  3. Use Resistbot if you’re phone-shy or can’t get through.

Ways to create social distance

"Social distance" means limiting the time you spend in the same physical space as other people. No one can do this completely — it's impossible! — that's why even our game doesn't let you set Social Distancing to 100%. But if we all cut down together, we can change the game.

You can spread COVID-19 even when you feel fine. Just because you are young and feel perfectly healthy doesn’t mean you’re not infected. Please note: many people spread the virus without ANY symptoms. Your own risk may be very low, but people around you are at risk.[7]

Here are some basic rules:

  • Avoid large gatherings — including religious services
  • Cancel kids' parties, sleepovers, sports, playdates, etc.
  • Don't shake hands, hug, or kiss anyone who doesn't live with you (and if they're not social distancing… cut back!)
  • Don't attend parties, concerts, film showings, or other public events
  • Skip the gym, dining out, bar scene, sitting at a café, club
  • Limit visits to stores — buy more than you typically would to reduce trips, go on off-hours
  • Get curb-side pickup, carry-out, or local delivery if possible
  • Don't go to other people's homes — including your close friends and family
  • Don't have guests over to your home — including your close friends and family
  • Cancel or reschedule any non-urgent outside appointments such as physicals, hair appointments, physical trainers, etc.
  • Cancel or reschedule any in-home appointments you can, such as home maintenance and cleaning
  • As much as possible, get longer refills on your prescriptions, and use drive-through pick-up or delivery
  • As much as possible, work from home, keep your kids home, encourage your housemates to stay home
  • Encourage your elderly and at-risk loved ones to stay home; arrange deliveries etc. for them if possible
  • Text, call, video chat, host a virtual watch party, play online games together, form a digital supper club!
  • Keep in contact with your loved ones as much as possible… just don't share air space.

Resources to share & learn more...

Flatten the curve! Learn how you, your family, and friends can help Flatten The Curve, reducing the number of sick people at any given time so that everyone can get the life-saving healthcare they need without overwhelming the system.

Convince your 60+ parents, grandparents, and friends.
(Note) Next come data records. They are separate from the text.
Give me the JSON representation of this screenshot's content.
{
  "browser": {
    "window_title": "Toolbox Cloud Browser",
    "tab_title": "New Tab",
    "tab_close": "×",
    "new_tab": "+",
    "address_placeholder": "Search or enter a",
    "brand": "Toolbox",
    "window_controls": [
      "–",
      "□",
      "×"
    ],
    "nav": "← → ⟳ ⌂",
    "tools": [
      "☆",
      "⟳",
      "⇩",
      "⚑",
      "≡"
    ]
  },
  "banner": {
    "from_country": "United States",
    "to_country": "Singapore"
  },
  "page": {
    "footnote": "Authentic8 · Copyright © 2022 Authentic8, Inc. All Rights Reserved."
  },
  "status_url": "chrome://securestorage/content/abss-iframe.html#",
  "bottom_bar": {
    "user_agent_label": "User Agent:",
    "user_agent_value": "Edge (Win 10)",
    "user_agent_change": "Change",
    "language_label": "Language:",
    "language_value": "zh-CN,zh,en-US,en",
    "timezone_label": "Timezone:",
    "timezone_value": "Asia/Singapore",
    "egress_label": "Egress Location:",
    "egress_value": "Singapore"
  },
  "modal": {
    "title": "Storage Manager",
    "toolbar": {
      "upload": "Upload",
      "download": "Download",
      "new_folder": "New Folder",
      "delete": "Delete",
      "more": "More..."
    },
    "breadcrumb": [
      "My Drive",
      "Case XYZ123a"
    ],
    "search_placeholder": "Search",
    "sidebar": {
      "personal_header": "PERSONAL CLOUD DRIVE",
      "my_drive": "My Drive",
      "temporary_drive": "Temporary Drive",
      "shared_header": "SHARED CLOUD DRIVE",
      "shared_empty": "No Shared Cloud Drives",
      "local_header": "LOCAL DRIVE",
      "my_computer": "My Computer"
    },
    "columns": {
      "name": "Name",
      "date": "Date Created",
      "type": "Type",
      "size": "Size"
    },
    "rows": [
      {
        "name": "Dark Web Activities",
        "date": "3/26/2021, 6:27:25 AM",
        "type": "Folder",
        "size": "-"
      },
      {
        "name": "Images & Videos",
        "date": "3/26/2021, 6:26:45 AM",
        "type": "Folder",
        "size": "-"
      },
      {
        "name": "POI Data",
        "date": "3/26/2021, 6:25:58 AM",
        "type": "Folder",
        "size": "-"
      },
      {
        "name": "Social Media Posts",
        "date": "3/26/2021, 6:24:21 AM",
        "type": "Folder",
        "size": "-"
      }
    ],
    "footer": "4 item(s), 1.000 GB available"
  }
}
They are at a highly increased risk of dying (up to 18% fatality rate)9 from an infection. If they don’t fully understand the risk, these talking points may help.

Social distancing is not a snow day. Learn how to avoid making critical social distancing mistakes

Check out WaPo’s social distance simulator. Learn more about the math of viral spread.

Made by:
Amy Hoy, Visualization Designer
Thomas Fuchs, Data Scientist
Thomas Cannon, Software Developer

In consultation with:
(Anonymous), PhD, MHS, Infectious Disease Epidemiologist
Matthew Cortland, Esq., Healthcare Policy Analyst

  1. [1] "Median duration of viral shedding was 20.0 days." Clinical course and risk factors for mortality of adult inpatients with COVID-19 in Wuhan, China: a retrospective cohort study.
  2. [2] Estimate of percentage of US population currently infected, ⟨10,000-40,000⟩=25,000. We extrapolated with R0=2.35 to March 15, 2020. Tweet by Dr. Trevor Bradford
  3. [3] Working paper – model-based estimates of COVID-19 burden in King and Snohomish counties through April 7, 2020
  4. [4] R0 estimated at 2.35. Early dynamics of transmission and control of COVID-19: a mathematical modelling study
  5. [5] 3.4% CFR (Case Fatality Rate). Tweet by the World Health Organization WHO
  6. [6] The US needs a lot more hospital beds to prepare for a spike in coronavirus cases; Vox
  7. [7] Infected people without symptoms might be driving the spread of coronavirus more than we realized; CNN
  8. [8] "The median time from illness onset to hospital release was 22 days, and the average time from onset to death was 18.5 days." Old age, sepsis tied to poor COVID-19 outcomes, death; University of Minnesota Center for Infectious Disease Research and Policy
  9. [9] Adjusted age-specific case fatality ratio during the COVID-19 epidemic in Hubei, China, January and February 2020